Verizon Business on Monday launched BlueJeans Telehealth, a version of the videoconferencing platform designed expressly for healthcare organizations. The platform comes more than a year into the Covid-19 pandemic, which drove up the need for virtual health services and shed a light on the specific technical demands for such services. How and why tech's big players are poised to give the industry its biggest shakeup in decades. Verizon collaborated with an advisory board of clinicians and healthcare "decision-makers" to ensure the new service would meet the needs of the industry. Among other things, it's designed to address two key challenges that health providers have come across when connecting with patients virtually: tech literacy and efficiency.
BlueJeans, the videoconferencing software company bought by Verizon in April, announced a series of new security features that aim to bolster meeting security. The new features include restricted meetings, a new waiting room experience, screen share controls, a one-click meeting lock capability, and adoption of the ever important AES-256 encryption standard to secure user data in transit. BlueJeans said all video, audio, and content in transit will be encrypted using AES-256 GCM encryption, a more widely tested and trusted solution compared to AES-128 and other encryption schemes. To date BlueJeans has relied on AES-128 standards-based encryption. BlueJeans is also launching a series of features meant to improve the video chat experience, such as virtual backgrounds, meeting transcription, non-raise hand interactions, and an enhanced integration with Slack. The company said AES-256 GCM encryption, waiting room, non-raise hand interactions, and virtual backgrounds will be available for customer preview by the end of the summer.
We've gathered details about 10 leading services, all capable of providing high-quality video with collaboration tools. Verizon's BlueJeans video conferencing unit added new features to its BlueJeans Events live streaming platform to support up to 150 speakers and 50,000 attendees with tolls to recruit and engage audiences and follow up post event. With the additions, Verizon is aiming to make BlueJeans Events more of a player in the virtual event space. Most events have moved online and as an attendee of many I can tell you that none are perfect, but virtual conferences are improving. Verizon announced the BlueJeans purchase in April and followed up with encryption improvements.
BlueJeans by Verizon announced new partner integrations and feature enhancements to its BlueJeans Events interactive video live streaming platform to improve attendee recruitment, engage diverse audiences, and seamlessly follow-up post-event. By matching audience expectations for modern, virtual experiences and enabling event managers to more closely simulate on-site customer connections--including the ability to host up to 150 speakers and 50,000 attendees--BlueJeans Events empowers organizations and individuals to deliver multi-purpose digital events at scale. COVID-19 has reinforced the important role of virtual events beyond being primarily a means for marketers to promote products or extend live events to those unable to attend in person. Over the past three months, BlueJeans saw an 8x increase in Events usage as organizations have outgrown the limitations of traditional webinars and look for safe ways to bring together large groups of people and host customer, partner, and community events. In response to this record-breaking utilization, the latest enhancements to BlueJeans Events make it easier than ever to market and monetize virtual events, reach an ever-growing audience wherever they are, and ensure that attendees with hearing disabilities are able to join and participate.

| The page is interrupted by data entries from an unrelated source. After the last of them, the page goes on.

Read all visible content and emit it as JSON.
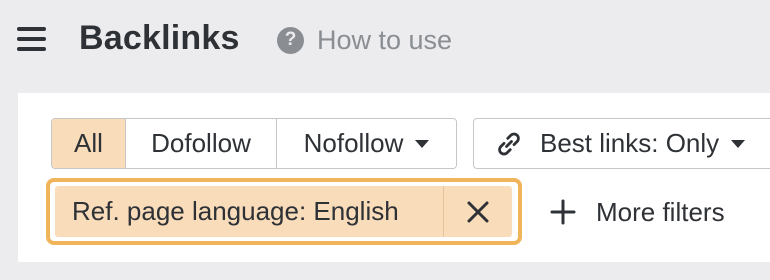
{
  "header": {
    "title": "Backlinks",
    "help_label": "How to use",
    "help_icon": "?"
  },
  "filters": {
    "link_type": {
      "options": [
        "All",
        "Dofollow",
        "Nofollow"
      ],
      "selected": "All"
    },
    "best_links": {
      "label": "Best links: Only"
    },
    "active_filter": {
      "label": "Ref. page language: English"
    },
    "more_filters": {
      "label": "More filters"
    }
  },
  "colors": {
    "accent_fill": "#f9dcba",
    "accent_outline": "#f0b45a",
    "text": "#2e3135",
    "muted": "#8a8e93"
  }
}
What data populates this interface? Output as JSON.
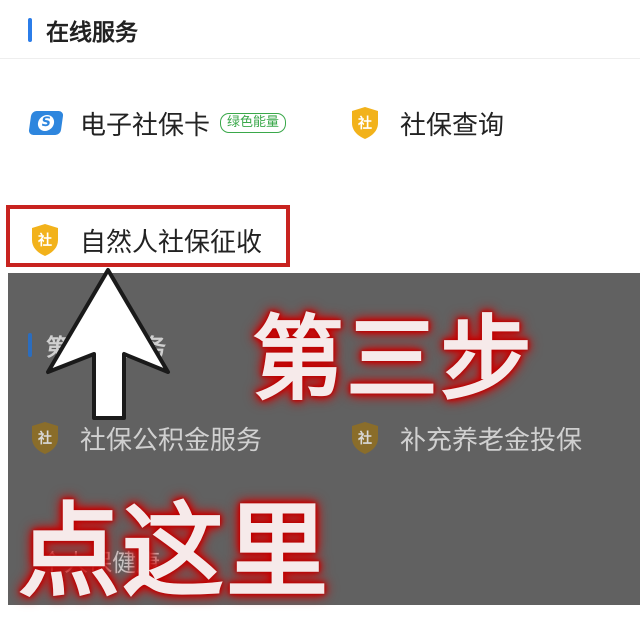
{
  "online_section": {
    "title": "在线服务"
  },
  "services": {
    "e_card": {
      "label": "电子社保卡",
      "badge": "绿色能量",
      "icon": "ss-card-icon"
    },
    "query": {
      "label": "社保查询",
      "icon": "shield-icon"
    },
    "natural_person": {
      "label": "自然人社保征收",
      "icon": "shield-icon"
    }
  },
  "third_party_section": {
    "title_visible": "第三",
    "title_tail": "服务"
  },
  "third_party_services": {
    "fund": {
      "label": "社保公积金服务"
    },
    "pension": {
      "label": "补充养老金投保"
    },
    "partial": {
      "label": "个人保健康"
    }
  },
  "annotation": {
    "step": "第三步",
    "click_here": "点这里"
  },
  "colors": {
    "accent": "#2b7de9",
    "shield": "#f2b21b",
    "highlight": "#c8231f",
    "badge_green": "#3aa84a"
  }
}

An Indonesian company is helping to push telemedicine forward by using artificial intelligence (AI) to give doctors feedback on how to improve patient care, according to Google's The Keyword. Jakarta-based Halodoc says that its telehealth platform uses AI to provide doctors with the feedback and mentoring that they would receive from fellow doctors in an in-person setting like a hospital. Halodoc has been developing the product with machine learning experts from Google's Late-Stage Accelerator using natural language processing in Bahasa Indonesia. The machine learning models are trained using information from thousands of doctor consultations, according to the Google report. Halodoc's app allows doctors to receive feedback on how well and quickly they perform services, along with advice on how to improve their patient consultations and an option to receive additional coaching from fellow physicians, according to the company.